But does my experience prove that exercise helps in cancer recovery? Not really. Not scientfically speaking. Scientifically speaking, my experience represents only one data point. How do we know that I didn’t just have the ideal surgery and chemo? What if my exercise was irrelevant? Does my experience prove that exercise helped me? How would we prove that? I am just one data point.

I wrote Active Against Cancer because of the convincing and well-accepted evidence that exercise is good for one’s cancer recovery in most cases. The current medical consensus is that exercise has many benefits to cancer patients for whom it is appropriate. That’s great news for cancer survivors who can help their own recovery with pleasurable exercise during and after treatment, in most instances.

I based the book largely on the recommendations of the American College of Sports Medicine’s Roundtable of Exercise Guidelines for Cancer Patients from June 2010. Their expert panel reviewed 140 or so related medical studies and concluded that cancer patients should be encouraged to “avoid inactivity.” I flipped that around and said “be active:” same thing.

Read the website page entitled “Ten Reasons” to see more details about why exercise helps to fight cancer and improve your cancer recovery. The information is elaborated upon in Chapter One of my book.

My message to you, if you are a cancer survivor is pretty simple. Exercise can help your cancer recovery.

You know what mission you really are on: You are trying to save your life and recover your health. Exercise can help you do that. How much can being active help? Will it save your life? Well, no one can tell you that.

But is it worth adding exercise to your self-care as a cancer patient? Yes, it is.

You might just be “one data point” yourself, but so what? Your one life is the one that you want to protect.

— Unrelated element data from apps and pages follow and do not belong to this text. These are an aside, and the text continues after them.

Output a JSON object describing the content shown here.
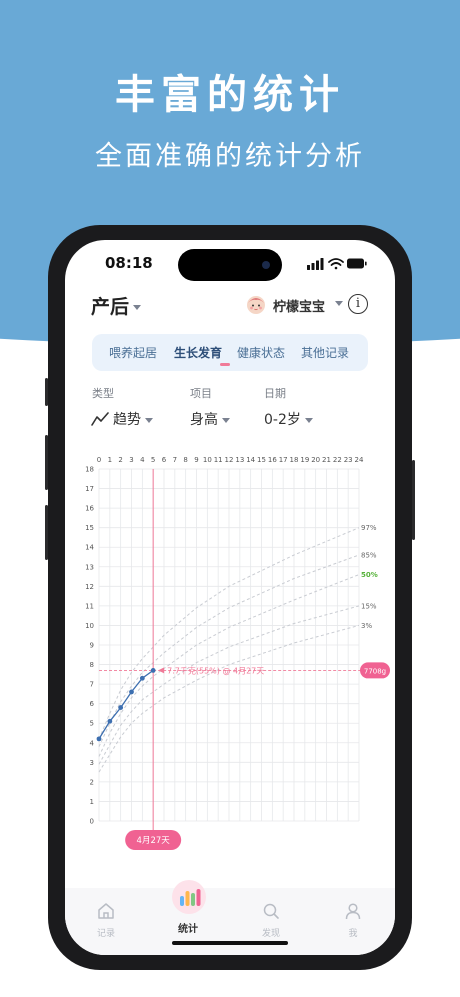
{
  "promo": {
    "headline": "丰富的统计",
    "subheadline": "全面准确的统计分析"
  },
  "status_bar": {
    "time": "08:18"
  },
  "header": {
    "stage": "产后",
    "baby_name": "柠檬宝宝"
  },
  "tabs": [
    {
      "label": "喂养起居",
      "active": false
    },
    {
      "label": "生长发育",
      "active": true
    },
    {
      "label": "健康状态",
      "active": false
    },
    {
      "label": "其他记录",
      "active": false
    }
  ],
  "filters": {
    "type_label": "类型",
    "type_value": "趋势",
    "item_label": "项目",
    "item_value": "身高",
    "date_label": "日期",
    "date_value": "0-2岁"
  },
  "chart_data": {
    "type": "line",
    "x_ticks": [
      "0",
      "1",
      "2",
      "3",
      "4",
      "5",
      "6",
      "7",
      "8",
      "9",
      "10",
      "11",
      "12",
      "13",
      "14",
      "15",
      "16",
      "17",
      "18",
      "19",
      "20",
      "21",
      "22",
      "23",
      "24"
    ],
    "y_ticks": [
      "0",
      "1",
      "2",
      "3",
      "4",
      "5",
      "6",
      "7",
      "8",
      "9",
      "10",
      "11",
      "12",
      "13",
      "14",
      "15",
      "16",
      "17",
      "18"
    ],
    "xlim": [
      0,
      24
    ],
    "ylim": [
      0,
      18
    ],
    "grid": true,
    "percentiles": [
      {
        "name": "97%",
        "values": [
          [
            0,
            4.2
          ],
          [
            1,
            5.5
          ],
          [
            2,
            6.7
          ],
          [
            3,
            7.6
          ],
          [
            4,
            8.3
          ],
          [
            5,
            8.9
          ],
          [
            6,
            9.5
          ],
          [
            9,
            10.9
          ],
          [
            12,
            12.0
          ],
          [
            18,
            13.6
          ],
          [
            24,
            15.0
          ]
        ]
      },
      {
        "name": "85%",
        "values": [
          [
            0,
            3.8
          ],
          [
            1,
            5.0
          ],
          [
            2,
            6.1
          ],
          [
            3,
            6.9
          ],
          [
            4,
            7.6
          ],
          [
            5,
            8.1
          ],
          [
            6,
            8.6
          ],
          [
            9,
            9.9
          ],
          [
            12,
            10.9
          ],
          [
            18,
            12.4
          ],
          [
            24,
            13.6
          ]
        ]
      },
      {
        "name": "50%",
        "values": [
          [
            0,
            3.3
          ],
          [
            1,
            4.5
          ],
          [
            2,
            5.5
          ],
          [
            3,
            6.3
          ],
          [
            4,
            6.9
          ],
          [
            5,
            7.4
          ],
          [
            6,
            7.8
          ],
          [
            9,
            9.0
          ],
          [
            12,
            9.9
          ],
          [
            18,
            11.3
          ],
          [
            24,
            12.6
          ]
        ]
      },
      {
        "name": "15%",
        "values": [
          [
            0,
            2.9
          ],
          [
            1,
            3.9
          ],
          [
            2,
            4.9
          ],
          [
            3,
            5.6
          ],
          [
            4,
            6.2
          ],
          [
            5,
            6.6
          ],
          [
            6,
            7.0
          ],
          [
            9,
            8.1
          ],
          [
            12,
            8.9
          ],
          [
            18,
            10.1
          ],
          [
            24,
            11.0
          ]
        ]
      },
      {
        "name": "3%",
        "values": [
          [
            0,
            2.5
          ],
          [
            1,
            3.4
          ],
          [
            2,
            4.3
          ],
          [
            3,
            5.0
          ],
          [
            4,
            5.5
          ],
          [
            5,
            5.9
          ],
          [
            6,
            6.3
          ],
          [
            9,
            7.2
          ],
          [
            12,
            8.0
          ],
          [
            18,
            9.1
          ],
          [
            24,
            10.0
          ]
        ]
      }
    ],
    "series": [
      {
        "values": [
          [
            0,
            4.2
          ],
          [
            1,
            5.1
          ],
          [
            2,
            5.8
          ],
          [
            3,
            6.6
          ],
          [
            4,
            7.3
          ],
          [
            5,
            7.7
          ]
        ]
      }
    ],
    "marker": {
      "x": 5,
      "y": 7.7,
      "annotation": "7.7千克(55%) @ 4月27天",
      "value_badge": "7708g",
      "date_badge": "4月27天"
    },
    "colors": {
      "series": "#3d6fb0",
      "marker_line": "#f07a98",
      "badge": "#f06292",
      "p50": "#57b23b",
      "percentile": "#c9ccd2"
    }
  },
  "tabbar": {
    "items": [
      {
        "label": "记录",
        "icon": "home-icon"
      },
      {
        "label": "统计",
        "icon": "bar-chart-icon",
        "active": true
      },
      {
        "label": "发现",
        "icon": "search-icon"
      },
      {
        "label": "我",
        "icon": "user-icon"
      }
    ]
  }
}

Do the best you can to make a complete recovery from cancer by following your doctors’ advice and by taking care of yourself in meaningful ways, including exercising appropriately.

Peace,
Nancy